It was this common ground that, in 2018, led Triantafyllidis to choose an ork as his artistic alter ego. “I spent quite a few months in virtual reality, looking at myself in the virtual mirror, looking down at my body and really trying to become this character, to change my movement, my speech, the way I was thinking, to see how that would mess up with my perception of self and the perception of my body, and how that would then, in turn, affect the type of work that I was making,” he describes. In a self-described effort to queer the ork aesthetic, Triantafyllidis’s avatar is a butch-femme ork with blue hair and aggressive pretensions of grandeur, whose testosterone-fuelled art practice is underlined by very literal heavy lifting. In Painting, the artist’s ork avatar creates a painting in virtual reality with digital paint splatters, scribbles and bold, violent lines, a painting that was reproduced physically for his show Role Play, which took place in 2018 at the Meredith Rosen Gallery in New York City. In the same series, the ork avatar constructs a statue to the ancient greek goddess of victory, Nike, out of sci-fi junk in the middle of a virtual studio, filled with digital objects painstakingly designed by Triantafyllidis. This dichotomy, between the very real work of making digital objects using design software, and the performance of virtual work carried out by Triantafyllidis’s ork avatar, is borne out in Ork Haus, where the notion of physical labour is subverted not only in the online entrepreneurial drive of the ork family, but in the form of the live simulation, in which, through the application of formidable technical skill, Triantafyllidis can sit back and let his work simulation as artwork run for as long as the computer has electricity. It’s a hilarious interrogation of the realities of what Mark Zuckerberg describes as an “embodied internet,” as well as an incisive critique of the monstrous potential of what the Meta CEO describes as “the creative economy we’ll all build.”

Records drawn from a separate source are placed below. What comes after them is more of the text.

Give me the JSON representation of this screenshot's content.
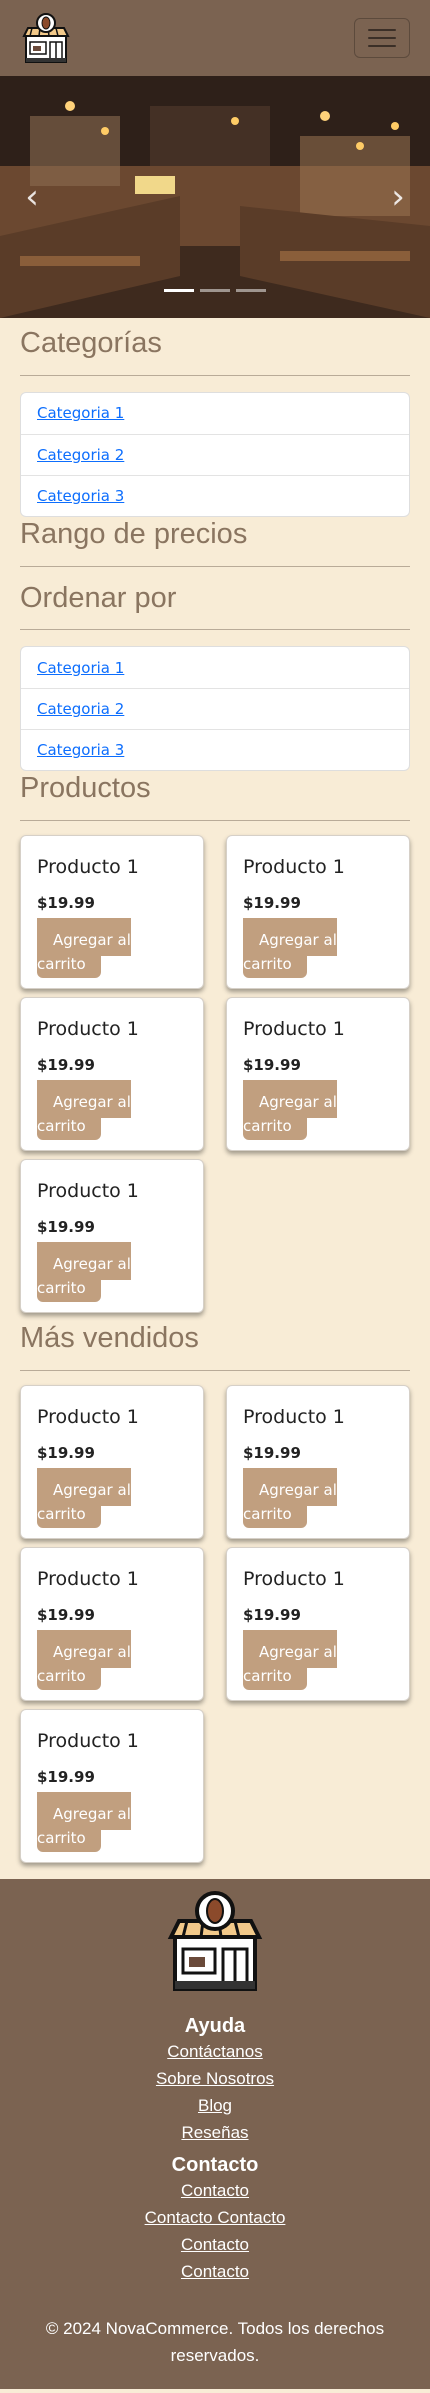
{
  "navbar": {
    "logo_icon": "coffee-shop-icon",
    "menu_icon": "hamburger-icon"
  },
  "carousel": {
    "prev_glyph": "‹",
    "next_glyph": "›",
    "slides": 3,
    "active_slide": 0
  },
  "categorias": {
    "title": "Categorías",
    "items": [
      "Categoria 1",
      "Categoria 2",
      "Categoria 3"
    ]
  },
  "rango_precios": {
    "title": "Rango de precios"
  },
  "ordenar": {
    "title": "Ordenar por",
    "items": [
      "Categoria 1",
      "Categoria 2",
      "Categoria 3"
    ]
  },
  "productos": {
    "title": "Productos",
    "items": [
      {
        "name": "Producto 1",
        "price": "$19.99",
        "button_l1": "Agregar al",
        "button_l2": "carrito"
      },
      {
        "name": "Producto 1",
        "price": "$19.99",
        "button_l1": "Agregar al",
        "button_l2": "carrito"
      },
      {
        "name": "Producto 1",
        "price": "$19.99",
        "button_l1": "Agregar al",
        "button_l2": "carrito"
      },
      {
        "name": "Producto 1",
        "price": "$19.99",
        "button_l1": "Agregar al",
        "button_l2": "carrito"
      },
      {
        "name": "Producto 1",
        "price": "$19.99",
        "button_l1": "Agregar al",
        "button_l2": "carrito"
      }
    ]
  },
  "mas_vendidos": {
    "title": "Más vendidos",
    "items": [
      {
        "name": "Producto 1",
        "price": "$19.99",
        "button_l1": "Agregar al",
        "button_l2": "carrito"
      },
      {
        "name": "Producto 1",
        "price": "$19.99",
        "button_l1": "Agregar al",
        "button_l2": "carrito"
      },
      {
        "name": "Producto 1",
        "price": "$19.99",
        "button_l1": "Agregar al",
        "button_l2": "carrito"
      },
      {
        "name": "Producto 1",
        "price": "$19.99",
        "button_l1": "Agregar al",
        "button_l2": "carrito"
      },
      {
        "name": "Producto 1",
        "price": "$19.99",
        "button_l1": "Agregar al",
        "button_l2": "carrito"
      }
    ]
  },
  "footer": {
    "ayuda_title": "Ayuda",
    "ayuda_links": [
      "Contáctanos",
      "Sobre Nosotros",
      "Blog",
      "Reseñas"
    ],
    "contacto_title": "Contacto",
    "contacto_links": [
      "Contacto",
      "Contacto Contacto",
      "Contacto",
      "Contacto"
    ],
    "copyright": "© 2024 NovaCommerce. Todos los derechos reservados."
  },
  "colors": {
    "navbar": "#7b6351",
    "page_bg": "#f8ecd6",
    "section_title": "#8a7560",
    "button": "#c19f7f",
    "link": "#0d6efd"
  }
}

Ork Haus Credits:
Live Simulation – Theo Triantafyllidis
Motion Capture Performance – Rachel Ho